Would never choose one…especially not in a place with as much traffic as Houston.


Driven a manual all my life. My dad said if you can drive a manual you can drive a car anywhere in the world. So true when i lived in europe, driving a manual was a must.

Learned in a truck with three on the column. Driving a manual in traffic does suck

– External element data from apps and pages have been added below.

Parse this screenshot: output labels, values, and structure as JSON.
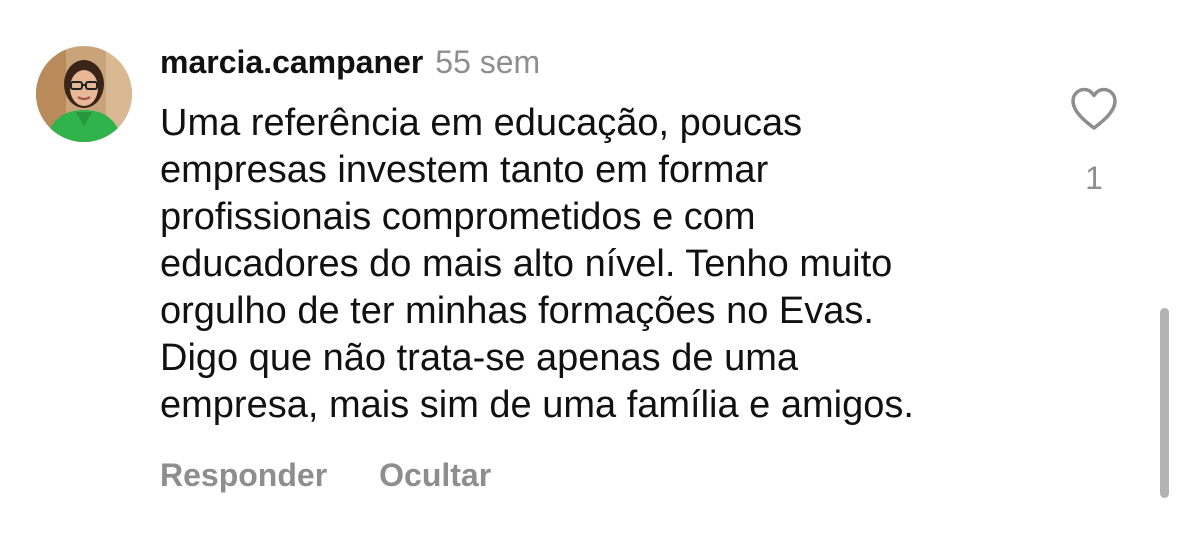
{
  "comment": {
    "username": "marcia.campaner",
    "timestamp": "55 sem",
    "text_lines": [
      "Uma referência em educação, poucas",
      "empresas investem tanto em formar",
      "profissionais comprometidos e com",
      "educadores do mais alto nível. Tenho muito",
      "orgulho de ter minhas formações no Evas.",
      "Digo que não trata-se apenas de uma",
      "empresa, mais sim de uma família e amigos."
    ],
    "actions": {
      "reply_label": "Responder",
      "hide_label": "Ocultar"
    },
    "likes": {
      "icon": "heart-outline-icon",
      "count": "1"
    }
  },
  "colors": {
    "text_primary": "#111111",
    "text_secondary": "#8e8e8e",
    "avatar_shirt": "#2fb34a",
    "scrollbar": "#b3b3b3"
  }
}
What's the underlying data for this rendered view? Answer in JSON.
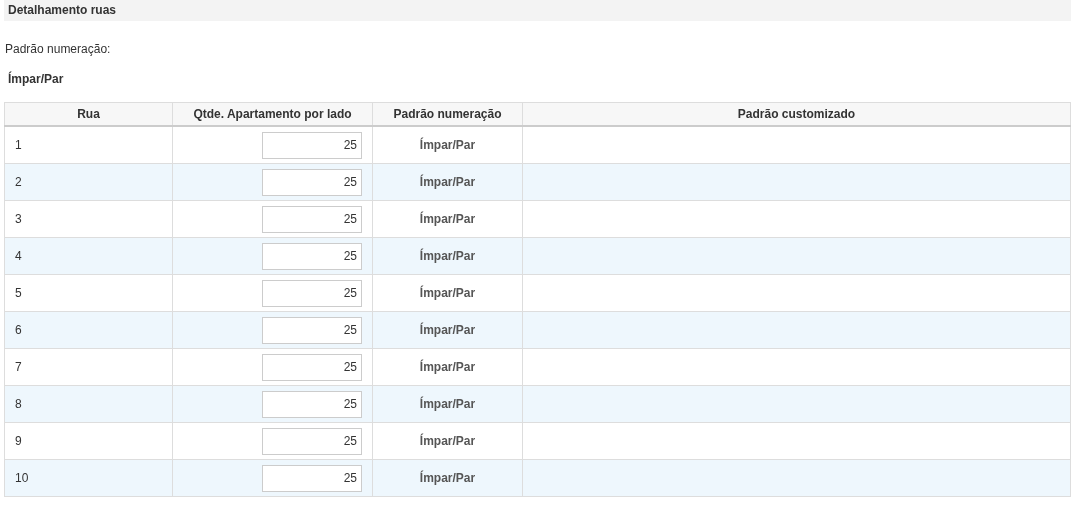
{
  "section": {
    "title": "Detalhamento ruas"
  },
  "numbering": {
    "label": "Padrão numeração:",
    "value": "Ímpar/Par"
  },
  "table": {
    "columns": [
      "Rua",
      "Qtde. Apartamento por lado",
      "Padrão numeração",
      "Padrão customizado"
    ],
    "rows": [
      {
        "street": "1",
        "quantity": "25",
        "pattern": "Ímpar/Par"
      },
      {
        "street": "2",
        "quantity": "25",
        "pattern": "Ímpar/Par"
      },
      {
        "street": "3",
        "quantity": "25",
        "pattern": "Ímpar/Par"
      },
      {
        "street": "4",
        "quantity": "25",
        "pattern": "Ímpar/Par"
      },
      {
        "street": "5",
        "quantity": "25",
        "pattern": "Ímpar/Par"
      },
      {
        "street": "6",
        "quantity": "25",
        "pattern": "Ímpar/Par"
      },
      {
        "street": "7",
        "quantity": "25",
        "pattern": "Ímpar/Par"
      },
      {
        "street": "8",
        "quantity": "25",
        "pattern": "Ímpar/Par"
      },
      {
        "street": "9",
        "quantity": "25",
        "pattern": "Ímpar/Par"
      },
      {
        "street": "10",
        "quantity": "25",
        "pattern": "Ímpar/Par"
      }
    ]
  }
}
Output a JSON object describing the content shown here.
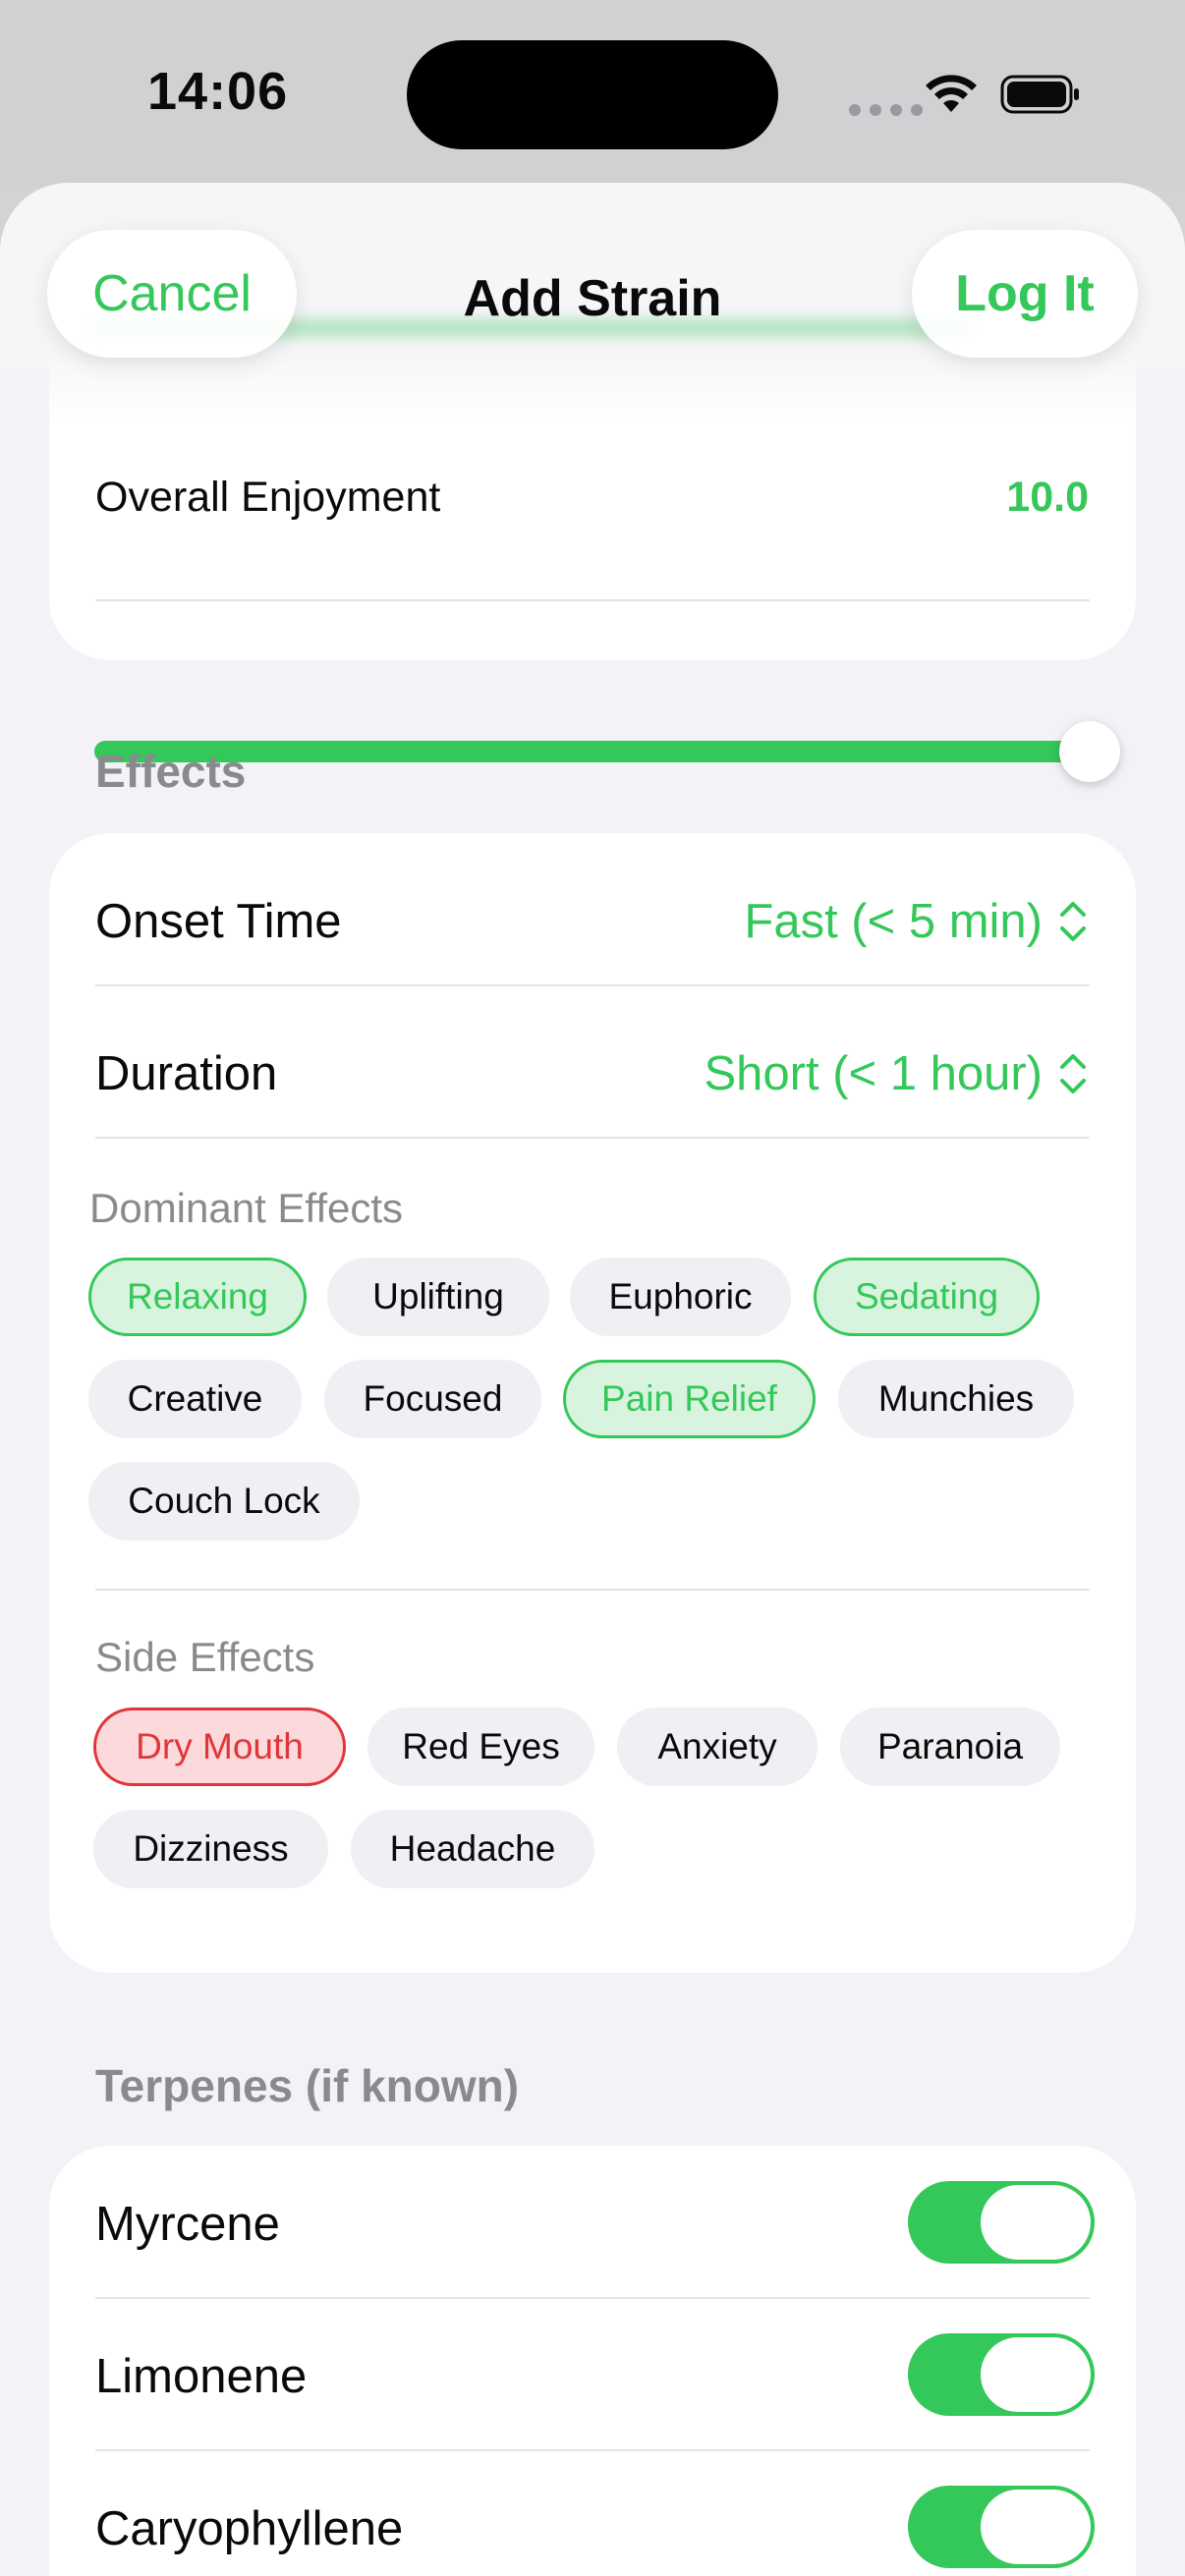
{
  "status": {
    "time": "14:06"
  },
  "nav": {
    "cancel_label": "Cancel",
    "title": "Add Strain",
    "log_label": "Log It"
  },
  "enjoyment": {
    "label": "Overall Enjoyment",
    "value": "10.0",
    "slider_fraction": 1.0
  },
  "effects": {
    "header": "Effects",
    "onset": {
      "label": "Onset Time",
      "value": "Fast (< 5 min)"
    },
    "duration": {
      "label": "Duration",
      "value": "Short (< 1 hour)"
    },
    "dominant": {
      "label": "Dominant Effects",
      "chips": [
        {
          "label": "Relaxing",
          "selected": true
        },
        {
          "label": "Uplifting",
          "selected": false
        },
        {
          "label": "Euphoric",
          "selected": false
        },
        {
          "label": "Sedating",
          "selected": true
        },
        {
          "label": "Creative",
          "selected": false
        },
        {
          "label": "Focused",
          "selected": false
        },
        {
          "label": "Pain Relief",
          "selected": true
        },
        {
          "label": "Munchies",
          "selected": false
        },
        {
          "label": "Couch Lock",
          "selected": false
        }
      ]
    },
    "side": {
      "label": "Side Effects",
      "chips": [
        {
          "label": "Dry Mouth",
          "selected": true
        },
        {
          "label": "Red Eyes",
          "selected": false
        },
        {
          "label": "Anxiety",
          "selected": false
        },
        {
          "label": "Paranoia",
          "selected": false
        },
        {
          "label": "Dizziness",
          "selected": false
        },
        {
          "label": "Headache",
          "selected": false
        }
      ]
    }
  },
  "terpenes": {
    "header": "Terpenes (if known)",
    "items": [
      {
        "label": "Myrcene",
        "on": true
      },
      {
        "label": "Limonene",
        "on": true
      },
      {
        "label": "Caryophyllene",
        "on": true
      }
    ]
  },
  "colors": {
    "accent": "#34c759",
    "danger": "#e0353b",
    "background": "#f2f2f7"
  }
}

True story. About 20 years ago I still smoked and left my house one night to buy a pack at a convenience store around the corner. I was two houses down from mine when a young man appeared in front of me on the sidewalk; I instinctively knew I was in trouble. Just as he reached my side he swung his arm toward me but missed as I jumped into the easement. He had a stun gun and made threatening gestures saying that I would take him back to my house and give him money. I looked at him, my house two lots away, and my pick-up with a stick shift sitting in the street. I threw my car keys at him saying, “Take my car, it’s worth more.” Startled, he caught the keys, ran toward my truck while I ran the opposite way thinking, “That young kid can’t drive a stick.” Sure enough, I looked back at the corner to see him running down the street in the opposite direction with the door of my truck left open. He kept my keys because, when he eventually broke in and stole a car with a GPS system, the cops were able to track the car and found him and his loot (including my keys) staying in an abandoned house. Two days later I got a call from Kroger’s telling me to call a police detective at number blah-blah as my Kroger’s card was attached to the key chain. So, I got the satisfaction of going to a police station and identifying the jerk in a line-up. Moral being, I love stick shifts and always have an identifying card attached to my key chain.